Brigadier General Francis Marion Cockrell (1 Oct 1834 – 13 Dec 1915) was a Confederate military commander who fought in many of the battles of the Atlanta Campaign, and participated in Hood's Tennessee Campaign later that year (where he was wounded). In April 1865, shortly before the end of the war, Cockrell was captured in Alabama. His brigade was considered one of the finest on either side, and Cockrell himself is widely recognized as one of the best combat brigadiers of the entire war.
General Loyd Tilghman CSA killed by the last artillery round fired by Federal forces at the battle of Champion Hill May 16,1863.
Major General William T. Sherman, Courtesy Library of Congress. Southerners should never want to associate with people such as Sherman, nor with those that consider him a "hero". He was a war criminal and should have been hung.
Patrick Ronayne Cleburne was born in Ireland, the son of a protestant physician. After serving for 3 years with the British army, he moved to Arkansas. During the American Civil War, Cleburne distinguished himself as a Confederate general leading troops at Shiloh, Perryville, Chickamauga, Atlanta and finally Franklin where he and 6 other Confederate generals were killed or mortally wounded. Cleburne also supported arming slaves to fight for the South, though the idea never took off.
Private William Henry Lord, a cavalryman, sits alert and ready for the next ride. CDV by George Wertz, Kansas City, Mo. A yet unmuddied enlistee from Bleeding Kansas, the last state to enter the Union before Fort Sumter, Lord was in the Eleventh Kansas Volunteer Cavalry; he was wounded in the shoulder in October 1864 but rejoined his company and was mustered out in September 1865.
Gen Gideon Johnson Pillow - Lawyer, politician, and Confederate general in the Civil War. He is best remembered for his poor performance at the Battle of Fort Donelson.

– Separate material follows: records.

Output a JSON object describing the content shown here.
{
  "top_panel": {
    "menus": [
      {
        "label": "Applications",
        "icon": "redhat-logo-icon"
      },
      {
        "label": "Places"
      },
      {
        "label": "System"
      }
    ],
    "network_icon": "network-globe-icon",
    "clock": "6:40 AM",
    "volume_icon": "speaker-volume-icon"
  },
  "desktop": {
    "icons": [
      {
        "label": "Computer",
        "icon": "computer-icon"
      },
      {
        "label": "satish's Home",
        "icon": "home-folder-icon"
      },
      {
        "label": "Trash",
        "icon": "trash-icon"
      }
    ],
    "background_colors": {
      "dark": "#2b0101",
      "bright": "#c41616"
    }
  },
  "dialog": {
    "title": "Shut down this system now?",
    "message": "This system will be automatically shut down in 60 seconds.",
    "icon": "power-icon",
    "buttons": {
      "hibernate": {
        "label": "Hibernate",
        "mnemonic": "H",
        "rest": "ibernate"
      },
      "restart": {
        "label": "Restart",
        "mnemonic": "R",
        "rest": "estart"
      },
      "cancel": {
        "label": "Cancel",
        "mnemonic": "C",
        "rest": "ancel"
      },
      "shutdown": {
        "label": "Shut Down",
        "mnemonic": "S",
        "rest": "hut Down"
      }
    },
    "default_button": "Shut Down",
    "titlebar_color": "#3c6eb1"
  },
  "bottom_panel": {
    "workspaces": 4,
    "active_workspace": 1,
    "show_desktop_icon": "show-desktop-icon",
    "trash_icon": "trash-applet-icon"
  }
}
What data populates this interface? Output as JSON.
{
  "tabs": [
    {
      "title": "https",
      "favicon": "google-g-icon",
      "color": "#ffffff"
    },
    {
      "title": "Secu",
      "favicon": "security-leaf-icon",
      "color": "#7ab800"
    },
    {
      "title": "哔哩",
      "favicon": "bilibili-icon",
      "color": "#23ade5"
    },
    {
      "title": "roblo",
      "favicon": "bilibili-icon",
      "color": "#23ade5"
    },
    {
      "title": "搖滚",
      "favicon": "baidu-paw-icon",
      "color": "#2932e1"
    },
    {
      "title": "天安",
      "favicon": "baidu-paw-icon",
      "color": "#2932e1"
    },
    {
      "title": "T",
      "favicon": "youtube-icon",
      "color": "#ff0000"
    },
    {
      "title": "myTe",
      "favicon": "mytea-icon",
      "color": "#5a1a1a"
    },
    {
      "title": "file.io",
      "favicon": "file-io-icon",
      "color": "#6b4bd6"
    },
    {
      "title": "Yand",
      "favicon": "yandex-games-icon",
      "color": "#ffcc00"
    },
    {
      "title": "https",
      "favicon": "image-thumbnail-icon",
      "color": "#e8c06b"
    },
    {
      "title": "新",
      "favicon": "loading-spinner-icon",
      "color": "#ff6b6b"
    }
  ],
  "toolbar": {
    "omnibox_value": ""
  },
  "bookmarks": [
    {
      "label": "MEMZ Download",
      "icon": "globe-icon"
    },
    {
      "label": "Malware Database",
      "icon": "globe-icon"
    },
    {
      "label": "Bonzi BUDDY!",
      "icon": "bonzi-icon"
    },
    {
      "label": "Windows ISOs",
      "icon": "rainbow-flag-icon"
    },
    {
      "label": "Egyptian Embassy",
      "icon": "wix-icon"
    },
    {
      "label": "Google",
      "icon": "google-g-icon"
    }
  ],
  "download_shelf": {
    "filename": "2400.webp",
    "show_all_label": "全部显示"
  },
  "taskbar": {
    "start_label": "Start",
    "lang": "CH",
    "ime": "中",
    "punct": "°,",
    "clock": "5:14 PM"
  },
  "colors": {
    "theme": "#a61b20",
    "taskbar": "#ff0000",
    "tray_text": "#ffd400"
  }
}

James B. McPherson (1828-1864), who died at the Battle of Atlanta, was one the highest-ranking Union soldiers killed in the war - The Civil War warriors: Fascinating photographs of the Union generals who kept the U.S. together 150 years ago www.dailymail.co....